** Opening Task material block **
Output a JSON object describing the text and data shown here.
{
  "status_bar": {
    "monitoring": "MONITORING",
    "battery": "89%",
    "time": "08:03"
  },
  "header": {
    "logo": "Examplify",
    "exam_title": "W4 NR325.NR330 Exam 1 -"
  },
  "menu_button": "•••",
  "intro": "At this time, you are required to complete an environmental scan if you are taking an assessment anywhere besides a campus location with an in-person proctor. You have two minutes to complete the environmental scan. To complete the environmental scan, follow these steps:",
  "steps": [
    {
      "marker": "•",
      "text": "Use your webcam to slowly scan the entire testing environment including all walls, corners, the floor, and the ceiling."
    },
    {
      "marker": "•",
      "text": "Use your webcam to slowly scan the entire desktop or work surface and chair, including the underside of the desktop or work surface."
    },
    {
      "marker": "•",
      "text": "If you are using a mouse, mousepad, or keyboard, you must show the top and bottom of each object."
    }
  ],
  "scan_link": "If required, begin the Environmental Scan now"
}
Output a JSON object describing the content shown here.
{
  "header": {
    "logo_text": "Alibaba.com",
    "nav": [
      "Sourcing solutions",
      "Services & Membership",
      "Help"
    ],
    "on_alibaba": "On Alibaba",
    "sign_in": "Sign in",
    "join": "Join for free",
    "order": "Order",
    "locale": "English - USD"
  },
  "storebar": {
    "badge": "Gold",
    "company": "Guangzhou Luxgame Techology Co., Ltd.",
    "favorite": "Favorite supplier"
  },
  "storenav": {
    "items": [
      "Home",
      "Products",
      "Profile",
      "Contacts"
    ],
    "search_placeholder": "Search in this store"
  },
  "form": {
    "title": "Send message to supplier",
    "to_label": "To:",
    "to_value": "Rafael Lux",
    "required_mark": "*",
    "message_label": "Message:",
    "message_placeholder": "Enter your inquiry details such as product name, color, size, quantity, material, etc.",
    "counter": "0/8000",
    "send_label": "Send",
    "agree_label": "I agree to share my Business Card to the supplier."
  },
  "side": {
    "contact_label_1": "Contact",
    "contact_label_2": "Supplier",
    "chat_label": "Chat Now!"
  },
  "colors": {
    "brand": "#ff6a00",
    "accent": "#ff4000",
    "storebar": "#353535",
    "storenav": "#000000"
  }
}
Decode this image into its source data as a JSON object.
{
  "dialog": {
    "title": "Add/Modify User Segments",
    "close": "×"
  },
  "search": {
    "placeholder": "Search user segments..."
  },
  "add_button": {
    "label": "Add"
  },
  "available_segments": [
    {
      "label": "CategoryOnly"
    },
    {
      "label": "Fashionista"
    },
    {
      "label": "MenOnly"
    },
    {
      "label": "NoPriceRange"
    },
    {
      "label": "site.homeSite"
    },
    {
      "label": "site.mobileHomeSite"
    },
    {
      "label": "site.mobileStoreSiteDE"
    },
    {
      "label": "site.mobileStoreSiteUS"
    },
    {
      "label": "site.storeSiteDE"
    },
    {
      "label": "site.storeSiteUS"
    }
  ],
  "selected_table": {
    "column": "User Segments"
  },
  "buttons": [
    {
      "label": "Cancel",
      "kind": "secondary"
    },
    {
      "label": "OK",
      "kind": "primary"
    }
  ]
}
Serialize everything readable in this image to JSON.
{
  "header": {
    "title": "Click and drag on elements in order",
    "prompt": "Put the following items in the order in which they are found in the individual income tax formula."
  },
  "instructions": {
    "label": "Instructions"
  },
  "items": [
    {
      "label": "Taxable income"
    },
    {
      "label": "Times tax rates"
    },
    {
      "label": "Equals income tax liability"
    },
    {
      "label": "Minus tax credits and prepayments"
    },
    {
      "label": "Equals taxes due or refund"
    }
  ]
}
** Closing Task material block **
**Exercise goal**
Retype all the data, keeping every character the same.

**Result of this exercise**
Output a JSON object describing the text and data shown here.
{
  "status_bar": {
    "monitoring": "MONITORING",
    "battery": "89%",
    "time": "08:03"
  },
  "header": {
    "logo": "Examplify",
    "exam_title": "W4 NR325.NR330 Exam 1 -"
  },
  "menu_button": "•••",
  "intro": "At this time, you are required to complete an environmental scan if you are taking an assessment anywhere besides a campus location with an in-person proctor. You have two minutes to complete the environmental scan. To complete the environmental scan, follow these steps:",
  "steps": [
    {
      "marker": "•",
      "text": "Use your webcam to slowly scan the entire testing environment including all walls, corners, the floor, and the ceiling."
    },
    {
      "marker": "•",
      "text": "Use your webcam to slowly scan the entire desktop or work surface and chair, including the underside of the desktop or work surface."
    },
    {
      "marker": "•",
      "text": "If you are using a mouse, mousepad, or keyboard, you must show the top and bottom of each object."
    }
  ],
  "scan_link": "If required, begin the Environmental Scan now"
}
Output a JSON object describing the content shown here.
{
  "header": {
    "logo_text": "Alibaba.com",
    "nav": [
      "Sourcing solutions",
      "Services & Membership",
      "Help"
    ],
    "on_alibaba": "On Alibaba",
    "sign_in": "Sign in",
    "join": "Join for free",
    "order": "Order",
    "locale": "English - USD"
  },
  "storebar": {
    "badge": "Gold",
    "company": "Guangzhou Luxgame Techology Co., Ltd.",
    "favorite": "Favorite supplier"
  },
  "storenav": {
    "items": [
      "Home",
      "Products",
      "Profile",
      "Contacts"
    ],
    "search_placeholder": "Search in this store"
  },
  "form": {
    "title": "Send message to supplier",
    "to_label": "To:",
    "to_value": "Rafael Lux",
    "required_mark": "*",
    "message_label": "Message:",
    "message_placeholder": "Enter your inquiry details such as product name, color, size, quantity, material, etc.",
    "counter": "0/8000",
    "send_label": "Send",
    "agree_label": "I agree to share my Business Card to the supplier."
  },
  "side": {
    "contact_label_1": "Contact",
    "contact_label_2": "Supplier",
    "chat_label": "Chat Now!"
  },
  "colors": {
    "brand": "#ff6a00",
    "accent": "#ff4000",
    "storebar": "#353535",
    "storenav": "#000000"
  }
}
Decode this image into its source data as a JSON object.
{
  "dialog": {
    "title": "Add/Modify User Segments",
    "close": "×"
  },
  "search": {
    "placeholder": "Search user segments..."
  },
  "add_button": {
    "label": "Add"
  },
  "available_segments": [
    {
      "label": "CategoryOnly"
    },
    {
      "label": "Fashionista"
    },
    {
      "label": "MenOnly"
    },
    {
      "label": "NoPriceRange"
    },
    {
      "label": "site.homeSite"
    },
    {
      "label": "site.mobileHomeSite"
    },
    {
      "label": "site.mobileStoreSiteDE"
    },
    {
      "label": "site.mobileStoreSiteUS"
    },
    {
      "label": "site.storeSiteDE"
    },
    {
      "label": "site.storeSiteUS"
    }
  ],
  "selected_table": {
    "column": "User Segments"
  },
  "buttons": [
    {
      "label": "Cancel",
      "kind": "secondary"
    },
    {
      "label": "OK",
      "kind": "primary"
    }
  ]
}
Serialize everything readable in this image to JSON.
{
  "header": {
    "title": "Click and drag on elements in order",
    "prompt": "Put the following items in the order in which they are found in the individual income tax formula."
  },
  "instructions": {
    "label": "Instructions"
  },
  "items": [
    {
      "label": "Taxable income"
    },
    {
      "label": "Times tax rates"
    },
    {
      "label": "Equals income tax liability"
    },
    {
      "label": "Minus tax credits and prepayments"
    },
    {
      "label": "Equals taxes due or refund"
    }
  ]
}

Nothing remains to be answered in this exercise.